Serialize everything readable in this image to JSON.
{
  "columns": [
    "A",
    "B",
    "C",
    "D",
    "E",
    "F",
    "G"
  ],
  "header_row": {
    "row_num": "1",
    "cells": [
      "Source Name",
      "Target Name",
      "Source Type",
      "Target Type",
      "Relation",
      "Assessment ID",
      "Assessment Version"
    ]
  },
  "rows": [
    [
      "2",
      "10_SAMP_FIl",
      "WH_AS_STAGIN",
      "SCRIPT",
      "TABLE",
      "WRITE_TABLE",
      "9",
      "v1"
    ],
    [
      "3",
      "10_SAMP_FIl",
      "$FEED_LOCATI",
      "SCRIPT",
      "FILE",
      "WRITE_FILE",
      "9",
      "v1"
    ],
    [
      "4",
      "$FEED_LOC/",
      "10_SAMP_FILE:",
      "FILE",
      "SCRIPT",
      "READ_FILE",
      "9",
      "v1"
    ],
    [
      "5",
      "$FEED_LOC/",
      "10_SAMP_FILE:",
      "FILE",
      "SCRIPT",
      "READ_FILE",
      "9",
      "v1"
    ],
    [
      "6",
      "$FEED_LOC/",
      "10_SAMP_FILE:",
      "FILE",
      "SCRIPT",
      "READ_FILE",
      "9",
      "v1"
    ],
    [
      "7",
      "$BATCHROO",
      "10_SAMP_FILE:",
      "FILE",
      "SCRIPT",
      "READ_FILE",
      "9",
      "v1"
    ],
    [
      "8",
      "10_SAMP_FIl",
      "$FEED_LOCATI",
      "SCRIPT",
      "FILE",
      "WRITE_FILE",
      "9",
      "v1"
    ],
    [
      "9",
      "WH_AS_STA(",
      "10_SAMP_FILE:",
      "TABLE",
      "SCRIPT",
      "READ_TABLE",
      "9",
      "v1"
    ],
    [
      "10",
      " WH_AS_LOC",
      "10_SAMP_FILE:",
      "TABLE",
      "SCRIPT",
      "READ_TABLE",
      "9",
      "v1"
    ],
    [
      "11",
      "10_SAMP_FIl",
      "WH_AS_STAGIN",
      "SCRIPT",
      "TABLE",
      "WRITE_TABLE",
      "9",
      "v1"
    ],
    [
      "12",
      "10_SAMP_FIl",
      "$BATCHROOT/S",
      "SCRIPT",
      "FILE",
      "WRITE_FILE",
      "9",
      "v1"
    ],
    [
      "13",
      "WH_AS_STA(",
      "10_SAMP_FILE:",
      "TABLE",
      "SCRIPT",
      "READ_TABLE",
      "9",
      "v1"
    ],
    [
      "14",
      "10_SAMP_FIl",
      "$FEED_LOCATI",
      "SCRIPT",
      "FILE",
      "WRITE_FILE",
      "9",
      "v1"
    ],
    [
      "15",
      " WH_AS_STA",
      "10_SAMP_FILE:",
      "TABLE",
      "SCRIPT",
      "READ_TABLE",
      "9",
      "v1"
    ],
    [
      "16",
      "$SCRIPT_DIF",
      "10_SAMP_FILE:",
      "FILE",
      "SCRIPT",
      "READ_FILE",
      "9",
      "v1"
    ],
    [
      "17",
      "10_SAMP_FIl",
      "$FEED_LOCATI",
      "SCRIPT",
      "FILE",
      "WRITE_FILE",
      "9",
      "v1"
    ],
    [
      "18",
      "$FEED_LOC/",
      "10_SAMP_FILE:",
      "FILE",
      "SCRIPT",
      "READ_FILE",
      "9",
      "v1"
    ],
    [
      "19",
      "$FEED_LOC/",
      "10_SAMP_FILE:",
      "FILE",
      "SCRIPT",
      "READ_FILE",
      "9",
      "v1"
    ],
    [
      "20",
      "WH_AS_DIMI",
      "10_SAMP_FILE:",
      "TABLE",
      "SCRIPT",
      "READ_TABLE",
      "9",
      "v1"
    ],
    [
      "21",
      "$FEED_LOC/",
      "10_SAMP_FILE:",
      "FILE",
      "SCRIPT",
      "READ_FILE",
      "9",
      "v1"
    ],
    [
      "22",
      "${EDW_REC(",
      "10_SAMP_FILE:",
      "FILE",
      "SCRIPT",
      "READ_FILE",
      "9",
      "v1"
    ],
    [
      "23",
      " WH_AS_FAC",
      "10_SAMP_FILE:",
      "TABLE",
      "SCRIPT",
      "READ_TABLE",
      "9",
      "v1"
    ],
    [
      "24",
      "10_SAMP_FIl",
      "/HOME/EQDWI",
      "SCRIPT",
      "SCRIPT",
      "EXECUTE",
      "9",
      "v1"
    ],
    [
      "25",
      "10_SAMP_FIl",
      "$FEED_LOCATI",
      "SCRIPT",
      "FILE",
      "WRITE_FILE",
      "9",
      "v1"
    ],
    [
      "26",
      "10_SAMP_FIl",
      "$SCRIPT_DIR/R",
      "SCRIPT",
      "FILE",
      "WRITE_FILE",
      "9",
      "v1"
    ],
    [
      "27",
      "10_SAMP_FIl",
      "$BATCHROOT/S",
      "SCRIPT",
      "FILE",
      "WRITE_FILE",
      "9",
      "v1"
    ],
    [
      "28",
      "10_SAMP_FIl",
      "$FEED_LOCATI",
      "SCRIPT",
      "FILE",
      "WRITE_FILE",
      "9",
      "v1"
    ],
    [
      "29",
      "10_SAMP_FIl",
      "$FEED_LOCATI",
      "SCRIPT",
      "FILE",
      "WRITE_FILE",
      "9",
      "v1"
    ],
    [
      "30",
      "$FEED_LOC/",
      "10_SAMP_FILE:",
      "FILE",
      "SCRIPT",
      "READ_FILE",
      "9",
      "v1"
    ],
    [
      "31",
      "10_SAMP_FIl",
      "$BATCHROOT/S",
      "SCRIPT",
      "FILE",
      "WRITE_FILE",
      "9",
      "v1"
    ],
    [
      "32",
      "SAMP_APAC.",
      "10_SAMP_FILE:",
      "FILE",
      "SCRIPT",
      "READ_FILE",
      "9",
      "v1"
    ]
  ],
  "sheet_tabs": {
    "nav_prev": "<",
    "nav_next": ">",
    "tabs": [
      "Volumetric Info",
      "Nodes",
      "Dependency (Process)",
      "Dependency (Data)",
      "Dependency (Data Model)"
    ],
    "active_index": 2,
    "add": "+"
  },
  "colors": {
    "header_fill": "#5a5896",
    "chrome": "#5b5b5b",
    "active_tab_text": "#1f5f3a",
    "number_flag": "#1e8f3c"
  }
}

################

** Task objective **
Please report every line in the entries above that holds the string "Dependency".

** Answer box **
      "Dependency (Process)",
      "Dependency (Data)",
      "Dependency (Data Model)"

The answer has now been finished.